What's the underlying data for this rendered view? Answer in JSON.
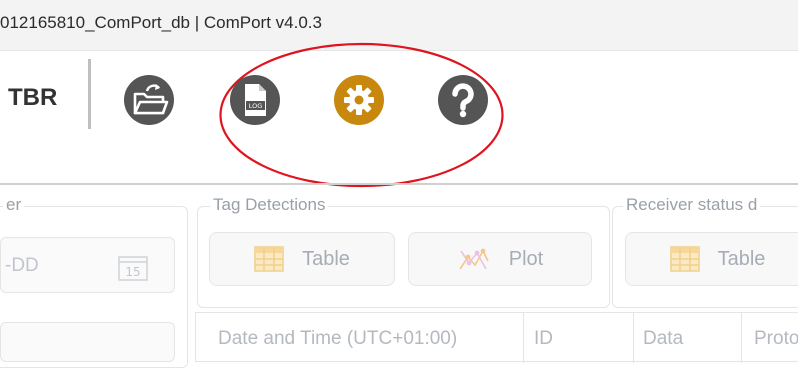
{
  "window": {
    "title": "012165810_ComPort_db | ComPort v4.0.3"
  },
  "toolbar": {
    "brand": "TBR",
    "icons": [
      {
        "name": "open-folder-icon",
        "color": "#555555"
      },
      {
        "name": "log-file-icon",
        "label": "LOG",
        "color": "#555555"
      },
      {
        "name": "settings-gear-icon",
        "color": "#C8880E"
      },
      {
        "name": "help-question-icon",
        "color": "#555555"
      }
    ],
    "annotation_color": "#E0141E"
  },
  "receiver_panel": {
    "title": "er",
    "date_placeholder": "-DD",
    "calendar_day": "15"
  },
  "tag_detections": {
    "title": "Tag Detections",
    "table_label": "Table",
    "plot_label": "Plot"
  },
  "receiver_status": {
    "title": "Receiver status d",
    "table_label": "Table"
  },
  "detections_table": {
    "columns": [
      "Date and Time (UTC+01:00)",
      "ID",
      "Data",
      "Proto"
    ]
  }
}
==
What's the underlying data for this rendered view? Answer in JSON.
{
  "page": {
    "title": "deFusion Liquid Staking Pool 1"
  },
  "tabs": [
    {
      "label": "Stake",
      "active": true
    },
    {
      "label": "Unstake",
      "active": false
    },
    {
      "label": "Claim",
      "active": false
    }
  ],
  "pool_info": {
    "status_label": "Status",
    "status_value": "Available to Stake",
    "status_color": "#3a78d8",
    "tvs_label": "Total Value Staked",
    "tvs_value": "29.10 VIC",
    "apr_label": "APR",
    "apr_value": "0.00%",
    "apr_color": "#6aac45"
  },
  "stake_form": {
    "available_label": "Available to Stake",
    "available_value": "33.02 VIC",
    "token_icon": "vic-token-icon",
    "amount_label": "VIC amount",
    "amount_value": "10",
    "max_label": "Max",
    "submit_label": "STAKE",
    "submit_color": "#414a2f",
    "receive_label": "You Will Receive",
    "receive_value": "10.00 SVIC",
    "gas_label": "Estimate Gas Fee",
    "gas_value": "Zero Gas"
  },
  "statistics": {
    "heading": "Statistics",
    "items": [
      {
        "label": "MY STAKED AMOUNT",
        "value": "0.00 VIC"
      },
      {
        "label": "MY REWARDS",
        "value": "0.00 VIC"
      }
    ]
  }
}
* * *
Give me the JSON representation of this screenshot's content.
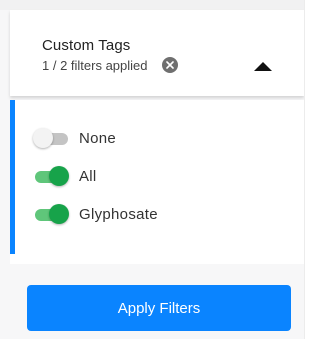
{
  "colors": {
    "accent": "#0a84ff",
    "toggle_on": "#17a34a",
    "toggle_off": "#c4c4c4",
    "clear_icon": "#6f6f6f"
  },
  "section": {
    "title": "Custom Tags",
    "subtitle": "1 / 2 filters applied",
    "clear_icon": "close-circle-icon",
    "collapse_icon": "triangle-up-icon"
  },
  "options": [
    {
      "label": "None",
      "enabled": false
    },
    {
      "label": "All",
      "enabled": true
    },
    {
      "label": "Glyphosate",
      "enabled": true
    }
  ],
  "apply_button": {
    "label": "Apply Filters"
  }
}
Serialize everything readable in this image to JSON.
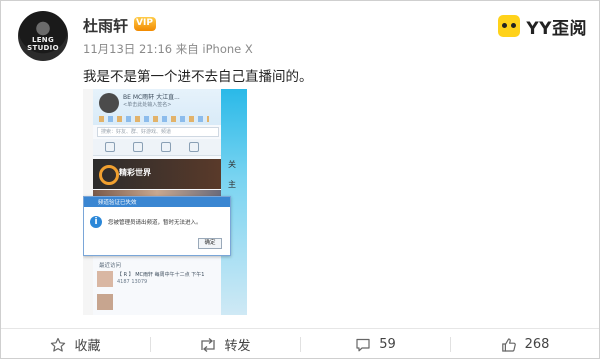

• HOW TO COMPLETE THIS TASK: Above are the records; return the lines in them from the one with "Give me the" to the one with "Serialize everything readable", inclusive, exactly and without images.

• OUTPUT FOR THIS TASK:
Give me the JSON representation of this screenshot's content.
{
  "colors": {
    "accent": "#0a84ff",
    "toggle_on": "#17a34a",
    "toggle_off": "#c4c4c4",
    "clear_icon": "#6f6f6f"
  },
  "section": {
    "title": "Custom Tags",
    "subtitle": "1 / 2 filters applied",
    "clear_icon": "close-circle-icon",
    "collapse_icon": "triangle-up-icon"
  },
  "options": [
    {
      "label": "None",
      "enabled": false
    },
    {
      "label": "All",
      "enabled": true
    },
    {
      "label": "Glyphosate",
      "enabled": true
    }
  ],
  "apply_button": {
    "label": "Apply Filters"
  }
}
Serialize everything readable in this image to JSON.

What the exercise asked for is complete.